# Problem:
Search the lines of the records for the word "title", and copy every line that has it.

# Record extracts:
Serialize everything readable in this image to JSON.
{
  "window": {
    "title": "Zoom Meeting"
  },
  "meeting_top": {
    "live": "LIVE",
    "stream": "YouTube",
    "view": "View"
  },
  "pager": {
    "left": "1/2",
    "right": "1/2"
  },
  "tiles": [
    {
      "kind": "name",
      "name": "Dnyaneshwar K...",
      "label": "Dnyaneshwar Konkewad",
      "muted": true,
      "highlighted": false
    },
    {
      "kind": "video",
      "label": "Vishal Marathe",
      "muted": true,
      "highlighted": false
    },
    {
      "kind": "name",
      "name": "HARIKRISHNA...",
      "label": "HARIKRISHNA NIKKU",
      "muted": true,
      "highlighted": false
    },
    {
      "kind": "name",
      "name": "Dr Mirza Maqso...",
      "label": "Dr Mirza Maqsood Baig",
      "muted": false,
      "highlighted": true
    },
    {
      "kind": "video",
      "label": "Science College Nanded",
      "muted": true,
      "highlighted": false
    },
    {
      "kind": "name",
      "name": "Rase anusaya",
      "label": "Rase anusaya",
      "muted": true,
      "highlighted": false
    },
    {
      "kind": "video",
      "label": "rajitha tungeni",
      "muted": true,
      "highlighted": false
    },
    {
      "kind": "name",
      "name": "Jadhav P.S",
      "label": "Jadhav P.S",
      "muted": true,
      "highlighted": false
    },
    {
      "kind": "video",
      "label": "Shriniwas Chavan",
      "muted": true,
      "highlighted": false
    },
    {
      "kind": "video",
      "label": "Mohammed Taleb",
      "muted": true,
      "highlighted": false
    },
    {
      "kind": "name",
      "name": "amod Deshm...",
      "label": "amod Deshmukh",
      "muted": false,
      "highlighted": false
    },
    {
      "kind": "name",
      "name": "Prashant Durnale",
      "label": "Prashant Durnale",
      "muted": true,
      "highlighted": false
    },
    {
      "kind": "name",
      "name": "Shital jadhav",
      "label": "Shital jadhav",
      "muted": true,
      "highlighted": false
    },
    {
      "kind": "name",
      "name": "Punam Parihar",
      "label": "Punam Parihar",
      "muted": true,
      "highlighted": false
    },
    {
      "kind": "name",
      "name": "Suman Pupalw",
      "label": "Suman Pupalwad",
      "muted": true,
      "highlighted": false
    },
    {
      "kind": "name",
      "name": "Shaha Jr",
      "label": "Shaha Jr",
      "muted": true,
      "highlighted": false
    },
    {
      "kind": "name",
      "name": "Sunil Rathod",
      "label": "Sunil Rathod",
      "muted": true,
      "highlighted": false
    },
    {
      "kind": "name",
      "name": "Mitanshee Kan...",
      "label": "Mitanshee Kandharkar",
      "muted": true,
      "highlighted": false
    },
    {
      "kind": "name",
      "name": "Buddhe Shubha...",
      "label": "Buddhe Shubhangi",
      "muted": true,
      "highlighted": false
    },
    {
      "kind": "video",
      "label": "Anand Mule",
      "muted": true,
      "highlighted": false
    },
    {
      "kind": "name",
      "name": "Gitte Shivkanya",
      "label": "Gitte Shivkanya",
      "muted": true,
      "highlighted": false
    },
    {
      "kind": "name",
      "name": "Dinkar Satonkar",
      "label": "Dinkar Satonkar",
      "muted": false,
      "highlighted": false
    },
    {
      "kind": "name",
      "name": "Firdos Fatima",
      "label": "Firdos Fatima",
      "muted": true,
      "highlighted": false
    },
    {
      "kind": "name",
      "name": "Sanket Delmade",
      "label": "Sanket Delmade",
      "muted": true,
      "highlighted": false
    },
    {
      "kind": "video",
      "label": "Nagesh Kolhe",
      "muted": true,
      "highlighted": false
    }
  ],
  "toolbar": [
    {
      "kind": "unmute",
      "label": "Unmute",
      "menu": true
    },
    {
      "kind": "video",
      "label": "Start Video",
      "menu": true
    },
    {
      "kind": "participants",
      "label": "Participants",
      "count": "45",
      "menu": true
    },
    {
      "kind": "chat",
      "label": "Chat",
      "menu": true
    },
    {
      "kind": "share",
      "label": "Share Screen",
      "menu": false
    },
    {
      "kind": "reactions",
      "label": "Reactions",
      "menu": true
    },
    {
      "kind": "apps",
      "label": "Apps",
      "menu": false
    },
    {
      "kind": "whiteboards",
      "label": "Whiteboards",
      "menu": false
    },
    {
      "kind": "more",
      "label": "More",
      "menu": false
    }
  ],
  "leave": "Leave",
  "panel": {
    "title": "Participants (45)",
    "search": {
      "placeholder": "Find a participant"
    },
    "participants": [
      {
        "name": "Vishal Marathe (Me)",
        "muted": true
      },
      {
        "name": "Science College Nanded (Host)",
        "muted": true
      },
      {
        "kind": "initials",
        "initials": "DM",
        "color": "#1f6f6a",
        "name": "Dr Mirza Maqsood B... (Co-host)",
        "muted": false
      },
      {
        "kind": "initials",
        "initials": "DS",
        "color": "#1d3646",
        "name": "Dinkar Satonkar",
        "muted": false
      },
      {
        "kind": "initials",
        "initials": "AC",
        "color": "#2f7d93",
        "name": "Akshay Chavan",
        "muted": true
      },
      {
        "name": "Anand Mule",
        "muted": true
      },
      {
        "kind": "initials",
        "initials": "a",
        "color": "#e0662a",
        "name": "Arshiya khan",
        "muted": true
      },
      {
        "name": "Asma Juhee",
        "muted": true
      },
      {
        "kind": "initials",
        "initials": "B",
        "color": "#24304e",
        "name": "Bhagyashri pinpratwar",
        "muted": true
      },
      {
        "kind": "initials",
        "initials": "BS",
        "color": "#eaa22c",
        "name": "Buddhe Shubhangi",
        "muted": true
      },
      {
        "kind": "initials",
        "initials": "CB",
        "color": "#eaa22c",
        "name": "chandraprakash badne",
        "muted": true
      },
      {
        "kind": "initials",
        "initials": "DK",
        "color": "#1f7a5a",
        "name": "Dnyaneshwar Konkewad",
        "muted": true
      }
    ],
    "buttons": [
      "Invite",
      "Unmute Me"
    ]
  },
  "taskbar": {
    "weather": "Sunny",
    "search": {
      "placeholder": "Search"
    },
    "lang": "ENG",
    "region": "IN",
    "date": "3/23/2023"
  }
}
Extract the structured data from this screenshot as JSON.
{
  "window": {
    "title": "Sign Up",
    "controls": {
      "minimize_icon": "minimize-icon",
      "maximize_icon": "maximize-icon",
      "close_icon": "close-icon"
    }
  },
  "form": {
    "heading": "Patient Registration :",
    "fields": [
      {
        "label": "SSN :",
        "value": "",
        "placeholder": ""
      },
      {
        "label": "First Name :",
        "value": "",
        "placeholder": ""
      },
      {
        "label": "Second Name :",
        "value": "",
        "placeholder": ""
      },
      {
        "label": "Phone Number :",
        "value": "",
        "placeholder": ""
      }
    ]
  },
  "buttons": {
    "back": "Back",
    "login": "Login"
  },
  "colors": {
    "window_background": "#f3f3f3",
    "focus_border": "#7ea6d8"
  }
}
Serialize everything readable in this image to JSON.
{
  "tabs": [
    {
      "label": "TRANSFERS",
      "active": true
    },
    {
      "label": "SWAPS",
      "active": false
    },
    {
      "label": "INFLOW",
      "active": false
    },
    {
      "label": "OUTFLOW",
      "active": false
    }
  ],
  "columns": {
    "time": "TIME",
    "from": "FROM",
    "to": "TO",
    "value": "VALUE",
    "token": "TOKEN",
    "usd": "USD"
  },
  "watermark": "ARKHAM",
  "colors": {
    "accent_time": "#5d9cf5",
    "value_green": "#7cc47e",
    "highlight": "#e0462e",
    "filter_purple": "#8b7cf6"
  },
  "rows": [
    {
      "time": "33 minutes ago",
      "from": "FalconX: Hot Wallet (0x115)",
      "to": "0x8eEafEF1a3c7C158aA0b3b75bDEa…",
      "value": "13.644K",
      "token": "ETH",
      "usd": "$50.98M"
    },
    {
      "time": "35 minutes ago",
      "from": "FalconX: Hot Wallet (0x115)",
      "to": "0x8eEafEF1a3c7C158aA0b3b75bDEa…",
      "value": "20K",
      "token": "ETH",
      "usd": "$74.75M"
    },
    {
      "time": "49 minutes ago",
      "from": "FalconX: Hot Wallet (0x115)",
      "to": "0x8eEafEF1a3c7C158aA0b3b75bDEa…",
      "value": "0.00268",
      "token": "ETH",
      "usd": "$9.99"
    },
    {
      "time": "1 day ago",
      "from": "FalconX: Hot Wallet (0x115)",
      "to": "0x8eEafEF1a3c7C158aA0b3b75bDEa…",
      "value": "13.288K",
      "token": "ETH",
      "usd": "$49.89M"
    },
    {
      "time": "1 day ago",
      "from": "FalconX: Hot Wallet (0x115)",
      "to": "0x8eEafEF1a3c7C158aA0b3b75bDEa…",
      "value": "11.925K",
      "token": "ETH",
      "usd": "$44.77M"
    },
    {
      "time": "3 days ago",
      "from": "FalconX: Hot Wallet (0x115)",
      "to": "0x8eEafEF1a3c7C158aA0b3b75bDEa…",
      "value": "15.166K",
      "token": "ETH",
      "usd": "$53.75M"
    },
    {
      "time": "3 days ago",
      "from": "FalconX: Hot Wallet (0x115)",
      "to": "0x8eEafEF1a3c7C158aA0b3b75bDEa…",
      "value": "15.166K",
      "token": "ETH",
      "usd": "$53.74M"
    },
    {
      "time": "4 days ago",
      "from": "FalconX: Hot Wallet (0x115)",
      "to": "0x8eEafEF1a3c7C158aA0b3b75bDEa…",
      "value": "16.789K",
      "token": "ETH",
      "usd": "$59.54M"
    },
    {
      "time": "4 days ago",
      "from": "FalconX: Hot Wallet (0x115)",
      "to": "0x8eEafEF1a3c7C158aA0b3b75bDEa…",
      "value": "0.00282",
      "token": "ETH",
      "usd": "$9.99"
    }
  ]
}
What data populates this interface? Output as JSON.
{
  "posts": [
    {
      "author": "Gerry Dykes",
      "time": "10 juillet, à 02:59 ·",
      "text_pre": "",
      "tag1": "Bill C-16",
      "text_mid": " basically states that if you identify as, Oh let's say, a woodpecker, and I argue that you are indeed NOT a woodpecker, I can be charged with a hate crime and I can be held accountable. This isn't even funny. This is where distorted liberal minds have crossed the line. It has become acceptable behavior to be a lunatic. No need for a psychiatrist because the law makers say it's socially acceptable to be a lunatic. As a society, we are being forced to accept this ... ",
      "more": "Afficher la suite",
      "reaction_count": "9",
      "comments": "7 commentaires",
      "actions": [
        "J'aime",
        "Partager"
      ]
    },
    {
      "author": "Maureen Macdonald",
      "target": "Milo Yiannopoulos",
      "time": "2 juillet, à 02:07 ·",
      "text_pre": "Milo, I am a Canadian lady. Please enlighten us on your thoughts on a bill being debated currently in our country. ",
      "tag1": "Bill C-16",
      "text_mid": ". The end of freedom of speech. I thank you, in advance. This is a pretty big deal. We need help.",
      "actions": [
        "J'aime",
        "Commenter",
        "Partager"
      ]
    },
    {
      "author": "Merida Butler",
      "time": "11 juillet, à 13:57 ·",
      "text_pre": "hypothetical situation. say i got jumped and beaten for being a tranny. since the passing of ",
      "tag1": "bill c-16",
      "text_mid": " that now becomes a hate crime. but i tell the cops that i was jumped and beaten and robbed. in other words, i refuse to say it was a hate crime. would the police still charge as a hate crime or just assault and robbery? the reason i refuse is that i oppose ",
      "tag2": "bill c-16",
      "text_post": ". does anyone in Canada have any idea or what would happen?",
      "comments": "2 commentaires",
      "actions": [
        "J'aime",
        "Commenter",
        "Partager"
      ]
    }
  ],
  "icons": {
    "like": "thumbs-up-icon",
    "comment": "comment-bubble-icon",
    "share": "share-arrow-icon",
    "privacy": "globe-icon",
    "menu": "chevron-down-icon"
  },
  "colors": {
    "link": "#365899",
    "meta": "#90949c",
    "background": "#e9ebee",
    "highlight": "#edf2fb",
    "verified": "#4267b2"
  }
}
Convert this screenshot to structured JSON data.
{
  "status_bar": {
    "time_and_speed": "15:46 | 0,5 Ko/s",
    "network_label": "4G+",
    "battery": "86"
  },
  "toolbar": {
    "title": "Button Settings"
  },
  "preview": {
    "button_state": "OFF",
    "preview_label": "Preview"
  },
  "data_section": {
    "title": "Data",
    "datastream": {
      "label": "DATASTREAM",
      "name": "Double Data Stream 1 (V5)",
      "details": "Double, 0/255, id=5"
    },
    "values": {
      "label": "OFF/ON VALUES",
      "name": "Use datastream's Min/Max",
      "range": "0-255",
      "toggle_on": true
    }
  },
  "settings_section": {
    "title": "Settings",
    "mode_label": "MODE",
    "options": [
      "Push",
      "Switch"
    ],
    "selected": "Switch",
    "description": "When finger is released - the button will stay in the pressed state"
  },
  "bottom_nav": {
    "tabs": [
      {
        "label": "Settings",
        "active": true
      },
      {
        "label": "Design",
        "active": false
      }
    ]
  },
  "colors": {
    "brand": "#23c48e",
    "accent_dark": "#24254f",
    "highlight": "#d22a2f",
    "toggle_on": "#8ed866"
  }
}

# The answer:
    "title": "Zoom Meeting"
    "title": "Participants (45)",
    "title": "Sign Up",
    "title": "Button Settings"
    "title": "Data",
    "title": "Settings",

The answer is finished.